"Can't you do this now?

"Can't we have a meeting at this time?"

But you've got to be strong and say,

"No, my writing time is my writing time."

After all, the author argues,

they wouldn't say the same thing

about, say, teaching time,

or if you had another meeting.

So why is it suddenly that writing time,

the most important task you have as an academic,

is supposed to be flexible

and easily cancelable?

It's not, he says,

and you shouldn't treat it as such.

You can probably see where I'm going with this.

But exactly the same principle

can and should be applied

to your English learning.


If you are in a position

where you use English day in day out,

whether in your work or in your business,

or because you live in an English-speaking country,

i.e. you're the kind of person

who this very channel is for,

then improving your English

should be given top priority.

Because if your English is a barrier

to you doing the things that you want to do

effectively, successfully, at a high level,

then you've got to fix that problem ASAP

because you're just wasting time

and effort and resources otherwise.

Get a calendar.

Schedule your study time in your calendar

and stick to it.

Treat it as sacred.

Don't let anybody else tell you,

"Oh, it's just your English learning time.

"Surely you can do that some other time."

No, you can't.

If it's in your calendar,

you're bloody well gonna do it.

Get your calendar, schedule your time

right here right now.

If you're not too sure how to start

and what to do first, aha,

I've got something good for you.

Head over to

and in your next schedule period

of English learning time,

sit down and consume the training.

You will learn the five key changes

that you need to make to see rapid progress

for your English speaking.

Alternatively, if you've already watched that,

or you are simply ready

to just take your English to the next level

right here right now, head over


and book a free call with me

to talk about how I may be able to help you

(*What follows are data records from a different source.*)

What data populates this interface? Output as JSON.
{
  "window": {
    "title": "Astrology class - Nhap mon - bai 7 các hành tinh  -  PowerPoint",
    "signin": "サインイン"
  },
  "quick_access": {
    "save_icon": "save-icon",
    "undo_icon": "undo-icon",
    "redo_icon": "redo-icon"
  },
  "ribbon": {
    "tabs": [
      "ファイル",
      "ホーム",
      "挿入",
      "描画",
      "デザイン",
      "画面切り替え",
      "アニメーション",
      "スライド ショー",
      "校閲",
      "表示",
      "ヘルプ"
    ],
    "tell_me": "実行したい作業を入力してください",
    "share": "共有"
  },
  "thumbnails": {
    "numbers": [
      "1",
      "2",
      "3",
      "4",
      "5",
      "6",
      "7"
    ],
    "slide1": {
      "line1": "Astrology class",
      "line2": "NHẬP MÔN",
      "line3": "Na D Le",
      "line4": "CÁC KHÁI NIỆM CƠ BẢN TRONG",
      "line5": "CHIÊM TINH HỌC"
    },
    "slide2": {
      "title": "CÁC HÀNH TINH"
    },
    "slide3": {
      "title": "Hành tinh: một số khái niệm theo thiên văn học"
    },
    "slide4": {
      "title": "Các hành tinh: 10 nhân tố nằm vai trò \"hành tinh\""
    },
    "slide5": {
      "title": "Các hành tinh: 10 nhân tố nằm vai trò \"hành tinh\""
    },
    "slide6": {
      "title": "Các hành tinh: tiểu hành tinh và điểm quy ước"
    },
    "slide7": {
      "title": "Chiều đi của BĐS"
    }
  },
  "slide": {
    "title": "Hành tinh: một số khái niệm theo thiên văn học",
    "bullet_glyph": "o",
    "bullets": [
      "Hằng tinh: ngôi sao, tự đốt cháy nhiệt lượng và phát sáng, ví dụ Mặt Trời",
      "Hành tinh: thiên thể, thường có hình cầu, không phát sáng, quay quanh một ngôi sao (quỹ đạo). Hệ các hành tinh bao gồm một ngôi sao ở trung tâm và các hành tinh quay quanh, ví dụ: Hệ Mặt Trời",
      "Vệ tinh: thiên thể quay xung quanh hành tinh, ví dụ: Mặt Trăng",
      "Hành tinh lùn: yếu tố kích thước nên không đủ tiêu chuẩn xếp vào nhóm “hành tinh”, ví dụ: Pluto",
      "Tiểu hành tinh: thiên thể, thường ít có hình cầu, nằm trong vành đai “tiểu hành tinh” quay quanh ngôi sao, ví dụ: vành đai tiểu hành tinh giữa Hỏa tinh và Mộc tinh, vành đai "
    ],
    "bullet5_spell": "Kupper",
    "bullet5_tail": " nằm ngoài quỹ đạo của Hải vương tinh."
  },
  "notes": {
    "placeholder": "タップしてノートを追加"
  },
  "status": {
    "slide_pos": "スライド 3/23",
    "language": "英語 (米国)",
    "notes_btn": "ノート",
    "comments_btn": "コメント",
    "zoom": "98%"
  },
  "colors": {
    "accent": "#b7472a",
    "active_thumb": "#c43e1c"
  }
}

transform your English speaking

and use it to do amazing things

in the real world.

This is me, Julian Northbrook,

signing out from another video.

If you found this useful, give it a thumbs-up.

If you hated it, give it a thumbs-up anyway.

And I'll see you, my friend, in the next video.

Buh bye!

(bright music)

The Description of How to Write a Lot? (Or: How to Learn a Lot of English).